The world is grappling with dramatic events that have seized up markets, sparked a massive flight to quality and caused some great names in the world of finance to succumb, Bank of Canada Governor Mark Carney said today. But, he argues, the turmoil may be cathartic in restructuring markets, prompting decisive policy responses and speeding the reordering of the financial system to make the world more stable. He concludes that Canada's financial system is well positioned to weather this financial storm because it has been prudent and soundly capitalized.
In a speech to the Canadian Club of Montreal, Governor Carney outlined how the upheaval in global financial markets and the slowdown in the U.S. economy have been important international factors affecting the Canadian economy. High global commodity prices have benefited the Canadian economy, Governor Carney said, noting that continued volatility in commodity prices can be expected.
Governor Carney said that global markets are now at a critical juncture. Many foreign financial institutions need to raise capital, but their ability to do so has been reduced. "In this environment, the U.S. government's initiative to buy distressed assets is critically important. The plan announced by Treasury Secretary Paulson and being developed through discussions in the U.S. Congress is bold and timely," he said. Outside Canada, he reflected, it may be necessary for other countries to follow suit with public capital to complete the necessary deleveraging process.
The Governor stressed that Canadian financial institutions "are in considerably better shape than their international peers," which has allowed credit growth to remain strong in Canada. He also detailed the actions taken by the Bank of Canada to ease strains in Canadian financial markets and saluted international efforts, stressing that the G-7 "is ready to take whatever actions may be necessary, individually and collectively, to ensure the stability of the international financial system."

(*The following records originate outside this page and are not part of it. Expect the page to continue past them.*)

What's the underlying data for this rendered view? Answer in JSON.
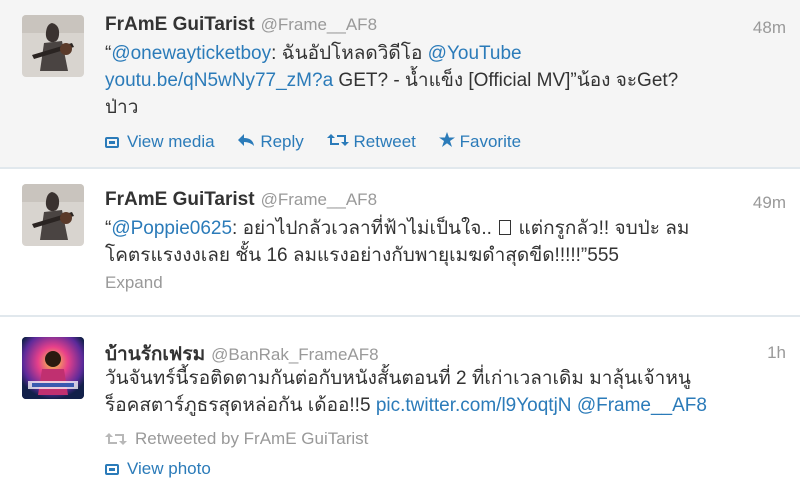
{
  "tweets": [
    {
      "fullname": "FrAmE GuiTarist",
      "username": "@Frame__AF8",
      "time": "48m",
      "text_parts": {
        "q": "“",
        "mention1": "@onewayticketboy",
        "t1": ": ฉันอัปโหลดวิดีโอ ",
        "mention2": "@YouTube",
        "link": "youtu.be/qN5wNy77_zM?a",
        "t2": " GET? - น้ำแข็ง [Official MV]”น้อง จะGet?",
        "t3": "ป่าว"
      },
      "actions": {
        "view_media": "View media",
        "reply": "Reply",
        "retweet": "Retweet",
        "favorite": "Favorite"
      }
    },
    {
      "fullname": "FrAmE GuiTarist",
      "username": "@Frame__AF8",
      "time": "49m",
      "text_parts": {
        "q": "“",
        "mention1": "@Poppie0625",
        "t1": ": อย่าไปกลัวเวลาที่ฟ้าไม่เป็นใจ..",
        "t2": "แต่กรูกลัว!! จบป่ะ ลม",
        "t3": "โคตรแรงงงเลย ชั้น 16 ลมแรงอย่างกับพายุเมฆดำสุดขีด!!!!!”555"
      },
      "expand": "Expand"
    },
    {
      "fullname": "บ้านรักเฟรม",
      "username": "@BanRak_FrameAF8",
      "time": "1h",
      "text_parts": {
        "t1": "วันจันทร์นี้รอติดตามกันต่อกับหนังสั้นตอนที่ 2 ที่เก่าเวลาเดิม มาลุ้นเจ้าหนู",
        "t2": "ร็อคสตาร์ภูธรสุดหล่อกัน เด้ออ!!5 ",
        "link": "pic.twitter.com/l9YoqtjN",
        "mention1": "@Frame__AF8"
      },
      "retweeted_by": "Retweeted by FrAmE GuiTarist",
      "view_photo": "View photo"
    }
  ],
  "colors": {
    "link": "#2b7bb9",
    "meta": "#999999",
    "text": "#333333",
    "highlight_bg": "#f5f5f5"
  },
  "icons": {
    "media": "media-icon",
    "reply": "reply-icon",
    "retweet": "retweet-icon",
    "favorite": "star-icon"
  }
}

Governor Carney noted that the nature of the slowdown in the U.S. economy – with weakness in the housing and auto sectors – poses particular problems for Canadian exports. In addition, with credit conditions tightening, "a fall in U.S. domestic demand seems likely," he said. The recent further weakness in the U.S. financial sector has made the risk that the U.S. economic recovery will be delayed more probable.
In conclusion, Governor Carney cautioned that while international events will have an important influence on our economy, "they must be considered in tandem with domestic factors, including the strength of domestic demand, the evolution of potential growth and the health of our financial system." The Governor added that the Bank of Canada will continue to monitor economic and financial developments carefully and "will continue to set monetary policy consistent with achieving the 2 per cent inflation target over the medium term."